Useful medical information has become obscured in the fog of war. When someone is diagnosed with cancer, the first thing the oncologist tells them is: "stay off of the internet." The nation's media, on both sides of the political spectrum, have frankly underperformed during this crisis; good solid medical information has largely been lost in the rush to vilify or valorize Trump, Murphy, Whitmer and everyone else in the crush of coverage, tweets, op-eds and talking heads. Lives may have been lost as a result. We will want to study how and why this happened — and make sure it doesn’t happen next time.
Wall Street will need to lead. Wall Street has always led Main Street; now it must lead a new era in American healthcare. The overwhelming number of our nation's hospitals are nonprofits; in New Jersey, just 9 of 113 operate for profit, the rest supported by a mix of payor systems that combine insurance (if people have it), Medicare and Medicaid (if people qualify for it) and indigent care funds (if the state provides it). Home Depot founder Frank Langone funded a medical school in New York City, then underwrote a medical center that is now world-renowned. His was a clarion call for corporate America to step up and bring potentially game-changing support to front-line hospitals.
In New Jersey, the social responsibility demonstrated by the Johnson family’s leadership (for example the Robert Wood Johnson Foundation) is a superb model for future partnerships as we work to build and rebuild critical care when it is most needed — before the next pandemic hits.
Stevens has stepped up. On March 11, Stevens confronted the challenge of COVID-19 swiftly and intelligently with a campus closure and a smooth transition to online education. I am also humbled daily by report of our students, who are innovating online educational modules for the SHEP hospitals; volunteering as EMTs in Hoboken; printing face shields for medical centers; stocking shelves at supermarkets near their homes; and helping in countless other selfless ways, all the while continuing their studies.

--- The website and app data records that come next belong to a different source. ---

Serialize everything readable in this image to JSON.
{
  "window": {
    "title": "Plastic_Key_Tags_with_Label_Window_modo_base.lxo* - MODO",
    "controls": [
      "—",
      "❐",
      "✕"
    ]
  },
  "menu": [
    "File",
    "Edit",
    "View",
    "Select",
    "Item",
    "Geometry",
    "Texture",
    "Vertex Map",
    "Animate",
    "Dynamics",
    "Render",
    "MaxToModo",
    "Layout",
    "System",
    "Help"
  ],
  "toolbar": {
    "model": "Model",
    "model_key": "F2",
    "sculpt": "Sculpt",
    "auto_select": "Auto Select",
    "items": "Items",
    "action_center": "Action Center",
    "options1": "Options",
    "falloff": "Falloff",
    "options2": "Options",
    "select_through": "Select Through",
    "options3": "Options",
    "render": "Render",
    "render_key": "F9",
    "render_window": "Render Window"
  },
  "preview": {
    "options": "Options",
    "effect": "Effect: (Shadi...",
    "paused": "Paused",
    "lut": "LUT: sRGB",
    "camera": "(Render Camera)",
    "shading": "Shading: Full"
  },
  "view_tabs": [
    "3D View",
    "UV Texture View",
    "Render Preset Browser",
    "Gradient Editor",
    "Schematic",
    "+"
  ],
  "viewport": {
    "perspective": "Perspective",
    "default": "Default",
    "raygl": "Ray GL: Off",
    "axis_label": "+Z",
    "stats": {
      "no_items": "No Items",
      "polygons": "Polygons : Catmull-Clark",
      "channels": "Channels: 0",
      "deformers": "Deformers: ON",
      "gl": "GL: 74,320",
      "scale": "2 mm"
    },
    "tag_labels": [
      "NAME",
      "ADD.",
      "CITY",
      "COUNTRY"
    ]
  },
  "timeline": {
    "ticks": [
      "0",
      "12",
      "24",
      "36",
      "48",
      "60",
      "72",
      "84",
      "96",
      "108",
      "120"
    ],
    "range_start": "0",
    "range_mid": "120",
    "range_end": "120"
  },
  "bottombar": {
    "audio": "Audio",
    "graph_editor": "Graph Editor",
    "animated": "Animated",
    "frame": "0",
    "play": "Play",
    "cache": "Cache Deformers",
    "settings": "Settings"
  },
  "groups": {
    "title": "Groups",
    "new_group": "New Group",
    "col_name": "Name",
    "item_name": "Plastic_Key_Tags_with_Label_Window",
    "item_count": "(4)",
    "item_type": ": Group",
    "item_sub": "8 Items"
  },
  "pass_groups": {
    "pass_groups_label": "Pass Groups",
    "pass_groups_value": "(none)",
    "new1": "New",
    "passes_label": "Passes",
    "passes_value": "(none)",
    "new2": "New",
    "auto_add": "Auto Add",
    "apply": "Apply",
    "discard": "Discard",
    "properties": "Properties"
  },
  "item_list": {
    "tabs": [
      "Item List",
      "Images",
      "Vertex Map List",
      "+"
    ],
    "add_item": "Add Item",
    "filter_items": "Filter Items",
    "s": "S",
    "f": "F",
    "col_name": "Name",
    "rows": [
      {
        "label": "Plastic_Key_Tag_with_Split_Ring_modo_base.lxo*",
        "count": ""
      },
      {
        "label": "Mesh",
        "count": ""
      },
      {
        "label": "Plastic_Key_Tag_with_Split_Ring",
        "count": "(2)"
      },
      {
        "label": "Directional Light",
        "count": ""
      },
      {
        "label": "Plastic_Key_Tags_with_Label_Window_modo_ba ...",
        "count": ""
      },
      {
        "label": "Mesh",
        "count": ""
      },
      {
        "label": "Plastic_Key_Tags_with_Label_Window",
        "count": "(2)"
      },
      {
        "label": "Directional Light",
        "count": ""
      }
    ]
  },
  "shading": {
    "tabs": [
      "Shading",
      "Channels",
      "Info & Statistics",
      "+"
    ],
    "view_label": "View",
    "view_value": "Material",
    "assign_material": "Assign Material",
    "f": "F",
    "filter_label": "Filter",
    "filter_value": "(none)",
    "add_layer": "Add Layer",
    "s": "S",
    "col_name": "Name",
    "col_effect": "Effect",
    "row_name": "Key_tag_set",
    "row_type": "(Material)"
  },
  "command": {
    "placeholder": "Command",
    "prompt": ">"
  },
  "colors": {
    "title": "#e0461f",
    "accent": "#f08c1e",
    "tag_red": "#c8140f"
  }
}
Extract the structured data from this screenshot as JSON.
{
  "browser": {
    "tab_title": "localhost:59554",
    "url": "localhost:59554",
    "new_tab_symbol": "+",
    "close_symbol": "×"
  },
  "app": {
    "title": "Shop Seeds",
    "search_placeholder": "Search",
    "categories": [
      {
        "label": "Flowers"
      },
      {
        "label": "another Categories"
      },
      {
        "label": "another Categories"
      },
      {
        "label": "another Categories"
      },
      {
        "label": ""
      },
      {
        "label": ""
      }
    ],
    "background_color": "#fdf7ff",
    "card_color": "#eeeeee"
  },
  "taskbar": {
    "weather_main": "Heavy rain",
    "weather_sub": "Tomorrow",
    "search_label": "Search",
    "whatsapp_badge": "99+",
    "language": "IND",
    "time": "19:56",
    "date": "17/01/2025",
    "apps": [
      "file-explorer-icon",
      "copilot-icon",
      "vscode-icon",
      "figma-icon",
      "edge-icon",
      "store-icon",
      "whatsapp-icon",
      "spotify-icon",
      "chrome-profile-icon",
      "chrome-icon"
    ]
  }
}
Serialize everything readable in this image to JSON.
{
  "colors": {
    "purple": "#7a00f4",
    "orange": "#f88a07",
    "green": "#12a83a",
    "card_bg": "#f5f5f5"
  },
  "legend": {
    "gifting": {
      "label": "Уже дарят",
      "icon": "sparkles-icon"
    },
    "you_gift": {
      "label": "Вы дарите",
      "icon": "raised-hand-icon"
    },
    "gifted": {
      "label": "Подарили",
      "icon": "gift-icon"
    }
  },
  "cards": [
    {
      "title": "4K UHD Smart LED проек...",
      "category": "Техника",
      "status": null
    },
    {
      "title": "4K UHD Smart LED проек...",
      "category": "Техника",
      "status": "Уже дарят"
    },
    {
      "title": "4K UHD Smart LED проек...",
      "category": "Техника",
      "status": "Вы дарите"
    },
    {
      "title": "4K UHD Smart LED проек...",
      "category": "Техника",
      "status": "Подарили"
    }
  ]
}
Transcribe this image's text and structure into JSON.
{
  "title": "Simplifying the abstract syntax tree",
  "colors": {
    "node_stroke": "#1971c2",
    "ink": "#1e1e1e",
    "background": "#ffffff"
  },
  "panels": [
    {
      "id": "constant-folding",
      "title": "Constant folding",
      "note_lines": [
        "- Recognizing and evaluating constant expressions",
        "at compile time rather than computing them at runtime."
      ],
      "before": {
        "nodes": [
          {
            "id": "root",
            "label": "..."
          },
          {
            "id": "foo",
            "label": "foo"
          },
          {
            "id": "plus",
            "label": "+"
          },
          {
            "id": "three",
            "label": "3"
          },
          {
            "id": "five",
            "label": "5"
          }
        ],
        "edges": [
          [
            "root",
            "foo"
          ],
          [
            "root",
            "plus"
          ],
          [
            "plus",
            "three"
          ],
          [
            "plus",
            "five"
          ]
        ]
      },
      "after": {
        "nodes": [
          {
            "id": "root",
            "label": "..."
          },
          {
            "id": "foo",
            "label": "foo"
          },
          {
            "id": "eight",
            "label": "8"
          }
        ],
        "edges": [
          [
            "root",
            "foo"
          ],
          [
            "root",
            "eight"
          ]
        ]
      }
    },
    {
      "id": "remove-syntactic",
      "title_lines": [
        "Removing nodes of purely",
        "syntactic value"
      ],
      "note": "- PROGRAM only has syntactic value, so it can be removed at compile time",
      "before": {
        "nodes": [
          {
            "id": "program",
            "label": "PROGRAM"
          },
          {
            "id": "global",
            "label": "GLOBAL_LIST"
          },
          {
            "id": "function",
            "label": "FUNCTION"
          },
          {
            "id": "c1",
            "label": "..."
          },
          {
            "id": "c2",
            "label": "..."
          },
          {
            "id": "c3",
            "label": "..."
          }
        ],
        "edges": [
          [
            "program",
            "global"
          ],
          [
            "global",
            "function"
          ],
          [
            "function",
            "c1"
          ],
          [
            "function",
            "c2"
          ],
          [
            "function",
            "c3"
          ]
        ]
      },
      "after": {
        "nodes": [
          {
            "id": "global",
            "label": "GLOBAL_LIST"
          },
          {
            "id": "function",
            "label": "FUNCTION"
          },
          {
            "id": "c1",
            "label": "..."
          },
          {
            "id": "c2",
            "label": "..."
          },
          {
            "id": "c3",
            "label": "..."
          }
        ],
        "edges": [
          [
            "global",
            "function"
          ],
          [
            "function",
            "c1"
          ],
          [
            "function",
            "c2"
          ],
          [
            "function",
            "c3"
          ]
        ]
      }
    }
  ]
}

Community counts. The Latin derivative of “community” is “common unit.” Over the past 150 years, the Stevens community has repeatedly demonstrated common unity, and that’s what is needed from all of us right now: to put aside the bickering, to think about "us" rather than about "us versus them." Even the small decencies — being cordial while waiting six feet apart from each other to pay for our groceries; putting in extra hours on Zoom cheering one another through these unusual times — will make a huge collective difference as we all work through this crisis.